▸ What the task asks
Among the lines below, tally those that contain "REPEATABLE" and respond with the total only.

════════

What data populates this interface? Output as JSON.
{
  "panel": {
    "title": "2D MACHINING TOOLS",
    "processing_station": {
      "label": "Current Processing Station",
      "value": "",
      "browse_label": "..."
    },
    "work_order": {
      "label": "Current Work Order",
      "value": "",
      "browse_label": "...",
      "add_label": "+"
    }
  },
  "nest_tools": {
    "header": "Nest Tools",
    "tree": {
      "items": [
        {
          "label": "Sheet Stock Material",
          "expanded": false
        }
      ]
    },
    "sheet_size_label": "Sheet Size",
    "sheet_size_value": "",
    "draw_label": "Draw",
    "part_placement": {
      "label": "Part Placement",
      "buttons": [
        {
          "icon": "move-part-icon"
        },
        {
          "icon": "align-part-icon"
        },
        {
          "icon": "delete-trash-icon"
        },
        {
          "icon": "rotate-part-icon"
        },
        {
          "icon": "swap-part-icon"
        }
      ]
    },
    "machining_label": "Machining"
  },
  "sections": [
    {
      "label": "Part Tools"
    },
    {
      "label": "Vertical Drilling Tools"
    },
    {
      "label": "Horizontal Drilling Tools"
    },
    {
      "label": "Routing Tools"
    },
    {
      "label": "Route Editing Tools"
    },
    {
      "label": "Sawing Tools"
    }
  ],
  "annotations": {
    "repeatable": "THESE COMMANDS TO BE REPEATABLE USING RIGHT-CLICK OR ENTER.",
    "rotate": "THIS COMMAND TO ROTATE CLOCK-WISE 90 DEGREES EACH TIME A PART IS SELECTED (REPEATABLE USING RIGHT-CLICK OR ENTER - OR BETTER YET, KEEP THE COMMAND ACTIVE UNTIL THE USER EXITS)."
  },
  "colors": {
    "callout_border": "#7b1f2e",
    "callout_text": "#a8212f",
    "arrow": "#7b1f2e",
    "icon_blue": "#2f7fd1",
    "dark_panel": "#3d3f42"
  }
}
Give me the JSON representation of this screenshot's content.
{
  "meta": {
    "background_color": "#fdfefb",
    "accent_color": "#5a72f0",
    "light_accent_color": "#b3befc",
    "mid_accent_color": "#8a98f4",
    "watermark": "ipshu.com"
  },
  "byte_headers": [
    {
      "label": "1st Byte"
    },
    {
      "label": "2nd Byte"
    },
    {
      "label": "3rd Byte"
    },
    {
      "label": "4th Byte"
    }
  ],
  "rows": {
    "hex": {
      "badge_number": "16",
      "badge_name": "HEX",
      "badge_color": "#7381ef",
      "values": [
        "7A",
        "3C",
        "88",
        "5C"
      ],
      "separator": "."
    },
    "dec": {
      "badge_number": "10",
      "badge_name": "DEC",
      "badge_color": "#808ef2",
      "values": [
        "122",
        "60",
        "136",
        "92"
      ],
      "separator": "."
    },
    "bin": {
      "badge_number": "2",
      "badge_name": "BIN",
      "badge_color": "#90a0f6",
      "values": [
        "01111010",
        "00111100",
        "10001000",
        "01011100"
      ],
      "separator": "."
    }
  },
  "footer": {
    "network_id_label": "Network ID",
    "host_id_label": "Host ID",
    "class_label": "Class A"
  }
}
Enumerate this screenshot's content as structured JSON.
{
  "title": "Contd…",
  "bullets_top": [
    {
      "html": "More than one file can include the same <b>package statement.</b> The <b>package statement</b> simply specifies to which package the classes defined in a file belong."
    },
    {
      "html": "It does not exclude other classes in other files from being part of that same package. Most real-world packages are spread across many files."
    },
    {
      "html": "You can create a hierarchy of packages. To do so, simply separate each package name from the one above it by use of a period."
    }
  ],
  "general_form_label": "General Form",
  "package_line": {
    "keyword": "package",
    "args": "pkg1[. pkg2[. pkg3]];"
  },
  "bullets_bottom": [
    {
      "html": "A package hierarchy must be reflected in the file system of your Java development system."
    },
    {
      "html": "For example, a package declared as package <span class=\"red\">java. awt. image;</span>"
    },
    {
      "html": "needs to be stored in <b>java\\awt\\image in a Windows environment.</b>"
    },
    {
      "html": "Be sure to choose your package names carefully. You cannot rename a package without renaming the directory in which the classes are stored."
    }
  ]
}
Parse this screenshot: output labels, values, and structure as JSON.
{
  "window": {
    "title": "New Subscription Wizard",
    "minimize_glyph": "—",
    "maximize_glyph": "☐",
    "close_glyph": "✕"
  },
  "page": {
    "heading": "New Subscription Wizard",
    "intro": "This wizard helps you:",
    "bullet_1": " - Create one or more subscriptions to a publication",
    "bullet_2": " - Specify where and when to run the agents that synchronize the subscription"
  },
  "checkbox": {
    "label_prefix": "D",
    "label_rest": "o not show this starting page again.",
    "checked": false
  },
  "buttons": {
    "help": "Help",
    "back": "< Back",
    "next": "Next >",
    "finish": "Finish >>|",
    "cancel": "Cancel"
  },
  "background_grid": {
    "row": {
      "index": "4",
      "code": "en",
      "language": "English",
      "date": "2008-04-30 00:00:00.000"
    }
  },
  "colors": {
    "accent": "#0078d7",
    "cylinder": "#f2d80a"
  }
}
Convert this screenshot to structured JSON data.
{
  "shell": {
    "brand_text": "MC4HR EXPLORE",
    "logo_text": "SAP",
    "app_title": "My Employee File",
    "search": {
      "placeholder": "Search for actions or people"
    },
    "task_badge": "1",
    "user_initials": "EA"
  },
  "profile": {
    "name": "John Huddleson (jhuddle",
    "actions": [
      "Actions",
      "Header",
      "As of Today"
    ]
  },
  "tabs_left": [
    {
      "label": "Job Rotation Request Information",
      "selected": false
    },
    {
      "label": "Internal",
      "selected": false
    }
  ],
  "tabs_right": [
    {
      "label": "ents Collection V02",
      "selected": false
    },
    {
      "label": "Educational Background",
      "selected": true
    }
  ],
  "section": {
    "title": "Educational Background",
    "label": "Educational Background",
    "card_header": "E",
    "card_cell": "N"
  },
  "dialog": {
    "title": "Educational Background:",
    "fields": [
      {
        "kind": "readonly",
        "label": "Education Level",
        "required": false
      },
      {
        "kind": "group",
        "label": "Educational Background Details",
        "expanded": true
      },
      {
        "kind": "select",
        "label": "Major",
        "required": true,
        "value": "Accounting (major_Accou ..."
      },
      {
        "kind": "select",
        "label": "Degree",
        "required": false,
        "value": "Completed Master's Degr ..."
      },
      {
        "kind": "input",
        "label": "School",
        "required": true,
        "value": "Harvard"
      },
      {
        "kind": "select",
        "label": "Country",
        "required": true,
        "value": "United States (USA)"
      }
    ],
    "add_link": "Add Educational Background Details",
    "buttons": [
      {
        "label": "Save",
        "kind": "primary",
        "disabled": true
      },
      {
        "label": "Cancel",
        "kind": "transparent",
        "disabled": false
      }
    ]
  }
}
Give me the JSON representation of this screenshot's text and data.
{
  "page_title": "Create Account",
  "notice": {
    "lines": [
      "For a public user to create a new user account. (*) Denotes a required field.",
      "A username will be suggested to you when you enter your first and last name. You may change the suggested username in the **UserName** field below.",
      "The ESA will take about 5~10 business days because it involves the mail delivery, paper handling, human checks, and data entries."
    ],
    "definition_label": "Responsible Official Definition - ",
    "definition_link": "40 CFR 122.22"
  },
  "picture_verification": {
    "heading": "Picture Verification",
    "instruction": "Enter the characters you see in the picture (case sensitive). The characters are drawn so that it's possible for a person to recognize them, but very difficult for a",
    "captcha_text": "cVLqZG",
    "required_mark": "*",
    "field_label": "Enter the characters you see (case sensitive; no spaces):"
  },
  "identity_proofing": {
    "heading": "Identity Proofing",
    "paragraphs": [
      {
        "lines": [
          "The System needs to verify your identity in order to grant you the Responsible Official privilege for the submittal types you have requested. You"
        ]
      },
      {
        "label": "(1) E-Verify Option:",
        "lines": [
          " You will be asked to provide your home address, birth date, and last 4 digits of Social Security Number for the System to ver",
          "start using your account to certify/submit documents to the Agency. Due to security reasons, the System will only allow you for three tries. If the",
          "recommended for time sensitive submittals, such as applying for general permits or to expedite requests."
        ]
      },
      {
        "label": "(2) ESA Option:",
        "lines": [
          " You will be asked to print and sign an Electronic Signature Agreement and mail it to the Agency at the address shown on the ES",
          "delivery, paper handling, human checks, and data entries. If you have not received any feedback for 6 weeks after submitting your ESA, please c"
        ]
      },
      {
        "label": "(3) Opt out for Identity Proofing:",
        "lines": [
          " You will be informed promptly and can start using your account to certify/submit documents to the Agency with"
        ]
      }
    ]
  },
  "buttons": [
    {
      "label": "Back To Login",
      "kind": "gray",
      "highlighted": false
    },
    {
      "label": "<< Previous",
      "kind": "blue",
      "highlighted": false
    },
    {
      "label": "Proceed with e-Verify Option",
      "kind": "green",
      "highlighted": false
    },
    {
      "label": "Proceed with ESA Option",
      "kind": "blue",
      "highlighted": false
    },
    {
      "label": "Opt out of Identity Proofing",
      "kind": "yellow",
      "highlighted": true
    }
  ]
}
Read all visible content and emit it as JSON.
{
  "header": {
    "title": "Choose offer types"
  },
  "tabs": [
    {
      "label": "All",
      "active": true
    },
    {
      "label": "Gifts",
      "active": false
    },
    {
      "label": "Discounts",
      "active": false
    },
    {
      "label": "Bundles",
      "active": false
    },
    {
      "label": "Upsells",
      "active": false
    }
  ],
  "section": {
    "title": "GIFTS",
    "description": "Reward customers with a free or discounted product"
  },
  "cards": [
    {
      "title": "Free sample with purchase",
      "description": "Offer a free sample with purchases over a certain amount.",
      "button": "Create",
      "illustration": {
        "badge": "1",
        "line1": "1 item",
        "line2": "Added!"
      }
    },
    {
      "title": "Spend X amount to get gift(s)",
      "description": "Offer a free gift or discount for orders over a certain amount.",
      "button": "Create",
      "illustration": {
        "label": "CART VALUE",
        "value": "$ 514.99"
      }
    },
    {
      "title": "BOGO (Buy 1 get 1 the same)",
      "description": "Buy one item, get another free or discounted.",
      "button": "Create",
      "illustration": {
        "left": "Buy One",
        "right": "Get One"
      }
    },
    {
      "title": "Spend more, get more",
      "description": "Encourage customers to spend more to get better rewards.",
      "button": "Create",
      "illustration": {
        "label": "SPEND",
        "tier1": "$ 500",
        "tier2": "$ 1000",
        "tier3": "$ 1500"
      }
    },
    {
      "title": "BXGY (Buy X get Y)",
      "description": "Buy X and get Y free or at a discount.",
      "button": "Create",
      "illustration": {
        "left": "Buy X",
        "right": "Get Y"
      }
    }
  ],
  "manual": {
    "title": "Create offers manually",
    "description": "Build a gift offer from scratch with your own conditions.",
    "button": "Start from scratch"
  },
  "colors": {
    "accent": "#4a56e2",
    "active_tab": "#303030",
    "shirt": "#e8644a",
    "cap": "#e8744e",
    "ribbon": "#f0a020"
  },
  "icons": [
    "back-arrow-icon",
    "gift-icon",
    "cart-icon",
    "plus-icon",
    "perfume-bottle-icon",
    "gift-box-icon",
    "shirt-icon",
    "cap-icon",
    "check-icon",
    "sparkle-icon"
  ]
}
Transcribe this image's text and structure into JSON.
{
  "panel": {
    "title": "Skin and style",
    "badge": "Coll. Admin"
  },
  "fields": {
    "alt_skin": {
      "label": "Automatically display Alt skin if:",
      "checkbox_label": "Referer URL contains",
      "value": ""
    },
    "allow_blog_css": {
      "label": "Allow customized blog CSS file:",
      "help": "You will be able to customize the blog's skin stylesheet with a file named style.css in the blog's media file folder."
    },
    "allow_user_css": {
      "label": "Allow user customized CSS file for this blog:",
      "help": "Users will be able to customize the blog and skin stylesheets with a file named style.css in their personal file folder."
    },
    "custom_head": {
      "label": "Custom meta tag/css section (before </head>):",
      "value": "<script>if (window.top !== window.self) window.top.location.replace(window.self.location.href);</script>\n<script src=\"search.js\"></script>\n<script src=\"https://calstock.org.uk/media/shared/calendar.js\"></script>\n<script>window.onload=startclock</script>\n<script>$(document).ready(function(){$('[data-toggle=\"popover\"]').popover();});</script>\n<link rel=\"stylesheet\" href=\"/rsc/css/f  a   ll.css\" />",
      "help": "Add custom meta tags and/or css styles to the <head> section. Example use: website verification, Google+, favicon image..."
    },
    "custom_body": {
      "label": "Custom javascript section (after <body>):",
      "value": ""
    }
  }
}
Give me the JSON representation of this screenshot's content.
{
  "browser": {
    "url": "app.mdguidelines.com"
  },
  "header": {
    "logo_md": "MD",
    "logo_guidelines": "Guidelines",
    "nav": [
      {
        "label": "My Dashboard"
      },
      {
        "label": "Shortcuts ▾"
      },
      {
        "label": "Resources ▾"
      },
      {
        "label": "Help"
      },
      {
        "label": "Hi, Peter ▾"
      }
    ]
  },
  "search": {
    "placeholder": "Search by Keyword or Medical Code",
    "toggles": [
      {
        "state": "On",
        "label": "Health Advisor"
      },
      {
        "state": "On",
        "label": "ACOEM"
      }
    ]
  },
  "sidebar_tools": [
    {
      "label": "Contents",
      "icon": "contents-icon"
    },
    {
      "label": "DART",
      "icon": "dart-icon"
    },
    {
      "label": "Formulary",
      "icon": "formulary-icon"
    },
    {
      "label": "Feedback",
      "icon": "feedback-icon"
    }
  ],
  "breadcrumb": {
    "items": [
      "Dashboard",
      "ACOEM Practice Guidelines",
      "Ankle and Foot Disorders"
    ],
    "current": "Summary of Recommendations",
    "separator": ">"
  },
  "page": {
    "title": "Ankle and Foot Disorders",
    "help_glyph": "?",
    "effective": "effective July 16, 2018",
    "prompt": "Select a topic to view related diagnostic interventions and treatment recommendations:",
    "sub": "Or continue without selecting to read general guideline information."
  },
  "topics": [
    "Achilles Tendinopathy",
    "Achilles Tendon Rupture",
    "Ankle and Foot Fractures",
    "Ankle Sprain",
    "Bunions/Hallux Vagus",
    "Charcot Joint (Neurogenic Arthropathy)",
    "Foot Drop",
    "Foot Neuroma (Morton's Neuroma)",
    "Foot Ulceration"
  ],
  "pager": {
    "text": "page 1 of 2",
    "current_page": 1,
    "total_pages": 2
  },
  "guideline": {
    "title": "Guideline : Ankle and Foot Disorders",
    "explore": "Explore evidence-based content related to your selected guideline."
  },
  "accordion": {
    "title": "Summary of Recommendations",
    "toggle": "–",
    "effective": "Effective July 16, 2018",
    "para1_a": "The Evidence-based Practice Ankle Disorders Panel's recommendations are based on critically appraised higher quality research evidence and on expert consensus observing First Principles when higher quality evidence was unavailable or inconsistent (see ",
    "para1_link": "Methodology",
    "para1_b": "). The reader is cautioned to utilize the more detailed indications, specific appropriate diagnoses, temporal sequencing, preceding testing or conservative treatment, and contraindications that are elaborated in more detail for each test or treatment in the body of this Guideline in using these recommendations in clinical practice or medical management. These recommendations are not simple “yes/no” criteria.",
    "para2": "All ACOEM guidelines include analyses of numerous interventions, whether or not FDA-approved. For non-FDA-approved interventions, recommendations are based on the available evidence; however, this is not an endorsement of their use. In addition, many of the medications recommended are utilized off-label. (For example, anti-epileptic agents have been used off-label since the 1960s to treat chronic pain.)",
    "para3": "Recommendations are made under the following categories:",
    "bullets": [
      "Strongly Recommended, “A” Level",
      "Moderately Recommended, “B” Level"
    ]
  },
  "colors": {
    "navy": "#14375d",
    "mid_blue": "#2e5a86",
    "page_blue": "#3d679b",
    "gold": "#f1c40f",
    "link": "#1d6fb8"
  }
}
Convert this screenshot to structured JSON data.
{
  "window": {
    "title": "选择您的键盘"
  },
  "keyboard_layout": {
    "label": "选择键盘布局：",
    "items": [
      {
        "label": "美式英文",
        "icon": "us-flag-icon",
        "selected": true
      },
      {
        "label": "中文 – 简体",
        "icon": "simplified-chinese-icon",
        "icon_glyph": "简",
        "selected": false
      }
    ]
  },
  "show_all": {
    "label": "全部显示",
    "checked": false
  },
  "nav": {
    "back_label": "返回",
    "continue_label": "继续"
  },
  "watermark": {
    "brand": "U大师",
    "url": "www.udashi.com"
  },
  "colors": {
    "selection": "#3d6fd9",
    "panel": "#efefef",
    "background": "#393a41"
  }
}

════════

▸ Answer
2